‘I think someone in their 50s being childlike becomes a little sad’ said Rowan Atkinson, explaining why he has chosen to perform in a play for the first time in 25 years, taking the title role in Quartermaine’s Terms, Simon Gray’s 1981 tragi-comedy which hits the West End next week.
Quartermaine is an affable sort. Somewhat vague and definitely an outsider, he is nevertheless a far cry from Mr Bean, the gauche, childlike character for whom Atkinson is most commonly known.
The action is set in the staff room of a 1970s English language school in Cambridge, and the Terms are the school terms which roll by, every one revealing a little more about the loneliness of its inhabitant teachers.

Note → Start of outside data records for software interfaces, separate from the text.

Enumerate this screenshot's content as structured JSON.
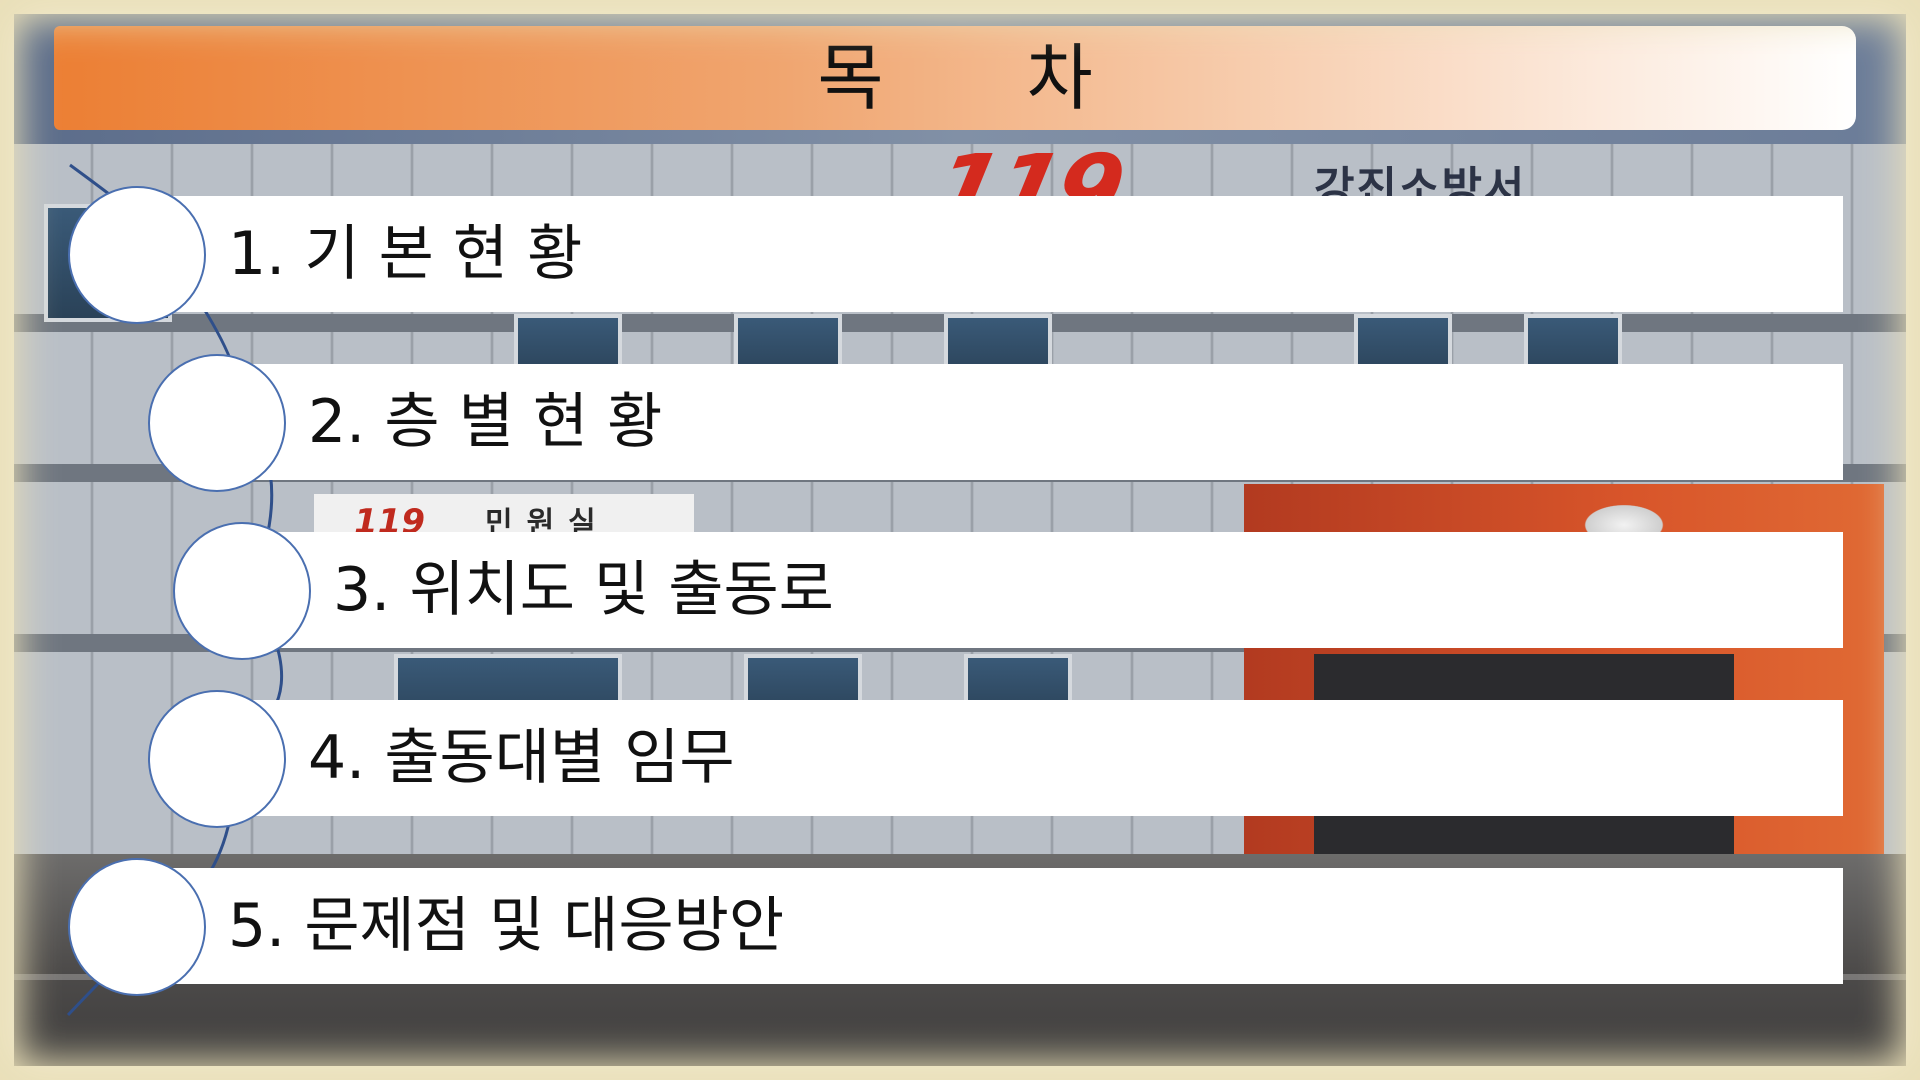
{
  "slide": {
    "title": "목 차",
    "items": [
      {
        "label": "1. 기 본 현 황"
      },
      {
        "label": "2. 층 별 현 황"
      },
      {
        "label": "3. 위치도 및 출동로"
      },
      {
        "label": "4. 출동대별 임무"
      },
      {
        "label": "5. 문제점 및 대응방안"
      }
    ]
  },
  "background": {
    "logo_text": "119",
    "building_name": "강진소방서",
    "sign_number": "119",
    "sign_text": "민원실"
  },
  "colors": {
    "title_gradient_start": "#ec7f34",
    "title_gradient_end": "#ffffff",
    "item_bar": "#ffffff",
    "circle_border": "#4a6fb0",
    "accent_red": "#d42a1e"
  }
}
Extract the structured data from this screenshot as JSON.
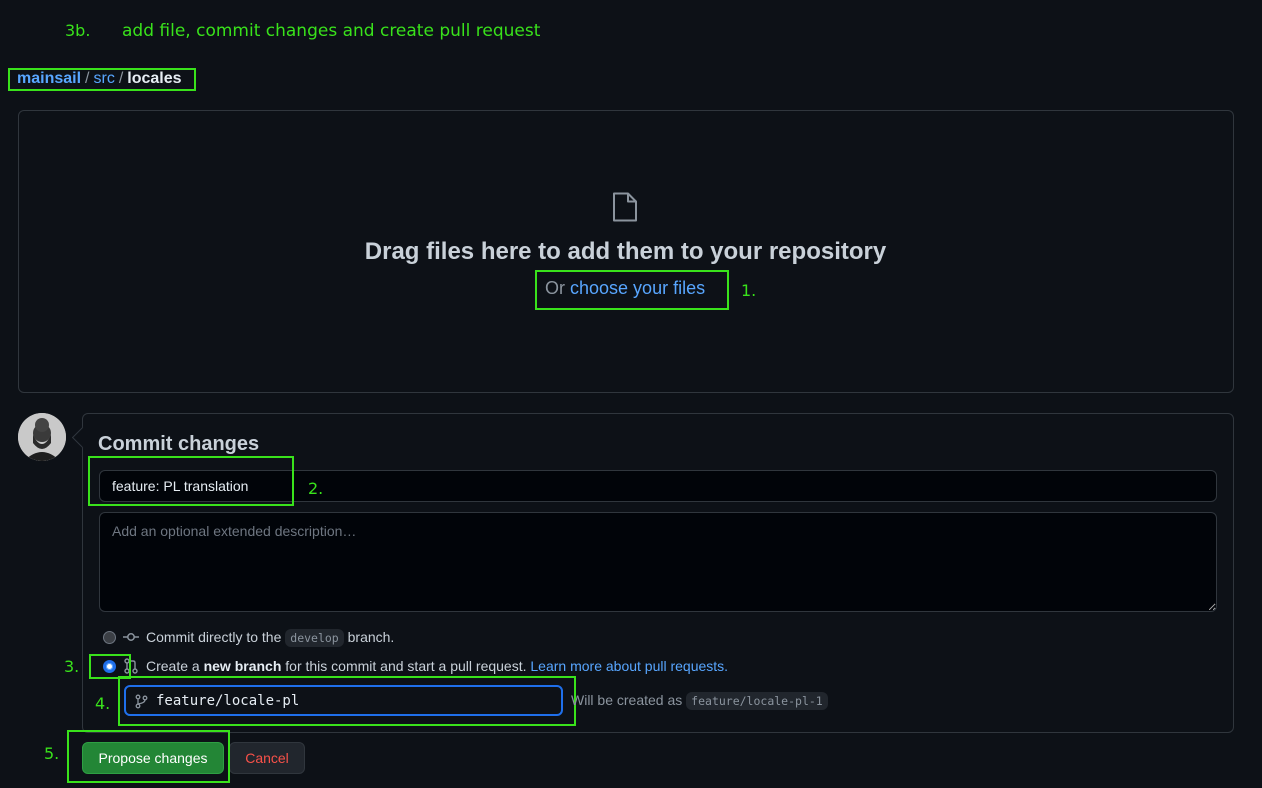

Take the headmaster, Eddie Loomis, brilliantly played by Malcolm Sinclair who declares that his staff are his ‘family’ whilst they tip-toe around trying to avoid and deceive him. There’s also a marvellous performance by Conleth Hill, a popular academic and politician who is paradoxically isolated in a nuclear family. He in turn is hotly pursued by his ex-fiancee Melanie Garth, whose roller-coaster ride through middle age is hilariously portrayed by Felicity Montague in a challenging role that is worthy of her.
In a triumph of comedy over tragedy, these desperate characters are greeted by roars of approval from the audience. Director Richard Eyre elicits good performances from the whole cast, including the younger teachers Anita, young mother and cuckold, (Louise Ford), Derek, newly recruited Northerner (Will Keen), and Mark, the unpublished novelist (Matthew Cottle).

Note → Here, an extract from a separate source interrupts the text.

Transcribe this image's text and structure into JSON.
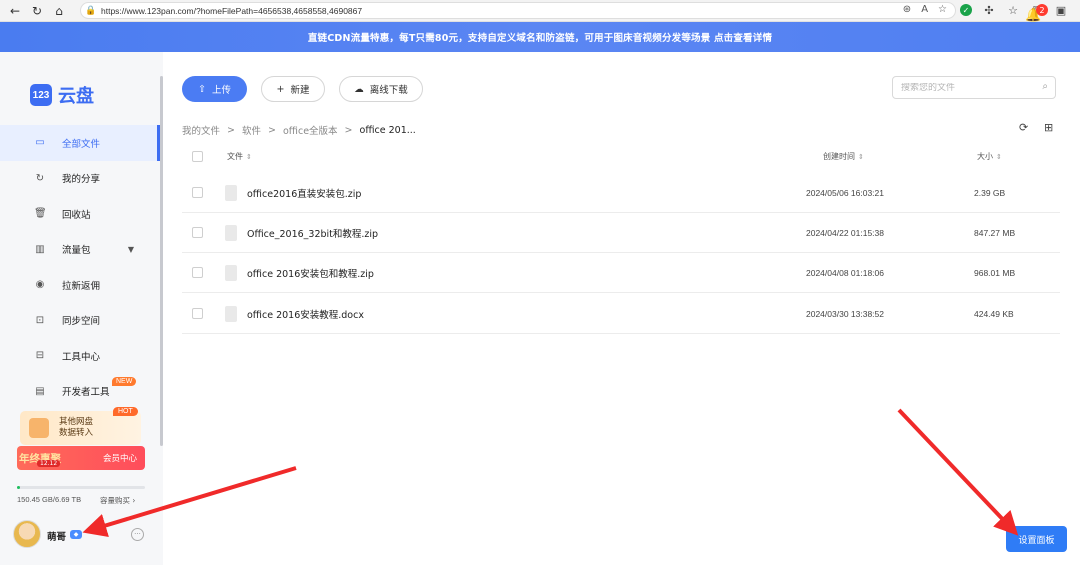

Rowan Atkinson plays St John Quatermaine, the loneliest of them all. At the beginning he presents a brave face, and Atkinson was outstanding in many scenes, but as the terms roll by Quartermaine gradually fades into the isolation of his armchair until he becomes merely a foil for the tempestuous episodes of the other characters lives.

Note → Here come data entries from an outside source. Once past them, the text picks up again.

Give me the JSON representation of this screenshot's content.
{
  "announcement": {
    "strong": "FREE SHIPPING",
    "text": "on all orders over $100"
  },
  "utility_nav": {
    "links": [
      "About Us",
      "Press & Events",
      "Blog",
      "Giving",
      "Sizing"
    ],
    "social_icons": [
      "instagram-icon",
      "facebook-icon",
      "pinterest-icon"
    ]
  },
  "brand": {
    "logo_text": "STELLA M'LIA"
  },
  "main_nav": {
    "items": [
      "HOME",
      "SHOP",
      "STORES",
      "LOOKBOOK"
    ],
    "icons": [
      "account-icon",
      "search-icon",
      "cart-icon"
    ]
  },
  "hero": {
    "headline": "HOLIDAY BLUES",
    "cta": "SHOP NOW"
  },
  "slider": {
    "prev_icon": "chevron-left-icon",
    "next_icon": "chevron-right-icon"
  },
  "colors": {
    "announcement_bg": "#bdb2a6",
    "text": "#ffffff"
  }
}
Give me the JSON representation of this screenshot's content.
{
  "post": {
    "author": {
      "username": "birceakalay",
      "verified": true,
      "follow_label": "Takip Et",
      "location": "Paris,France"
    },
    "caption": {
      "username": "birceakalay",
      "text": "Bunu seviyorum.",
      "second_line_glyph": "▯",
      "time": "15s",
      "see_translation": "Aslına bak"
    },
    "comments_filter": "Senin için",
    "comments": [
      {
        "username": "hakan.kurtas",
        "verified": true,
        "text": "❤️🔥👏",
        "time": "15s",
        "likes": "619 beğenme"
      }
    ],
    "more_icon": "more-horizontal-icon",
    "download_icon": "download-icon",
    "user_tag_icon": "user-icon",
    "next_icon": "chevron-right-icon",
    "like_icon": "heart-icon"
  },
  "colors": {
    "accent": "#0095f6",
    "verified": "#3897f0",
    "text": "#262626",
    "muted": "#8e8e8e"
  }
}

This is a shame, because as the lines got fewer and his sentences began to fail mid-stream, one could not help but notice that Beanisms were creeping into his performance, most notably burbling, dithering and twitching.
It’s an English sort of Chekov – nothing much actually happens. There are minor events – births, marriages, deaths but these are just incidents in an exposee of loneliness. Simon Gray reveals how isolation can exist and even flourish in an outwardly sociable and supposedly caring environment. Yet each character possesses a certain warmth. They may be heading for existential oblivion, but no one means any harm.
The action needs to be a little tighter, notably in the second half, but the quality of the acting and the dramatic tension were enough to compensate for the fact that the final term seemed one too many.
The ending is perhaps inevitable, but in an ironic twist, it’s the most loving and caring character who performs the final act of cruelty. Not to be missed.
Overall verdict: 8/10
Bath – Theatre Royal until 19th January
London – Wyndham’s Theatre from 23rd January to 13th April
0844 482 5138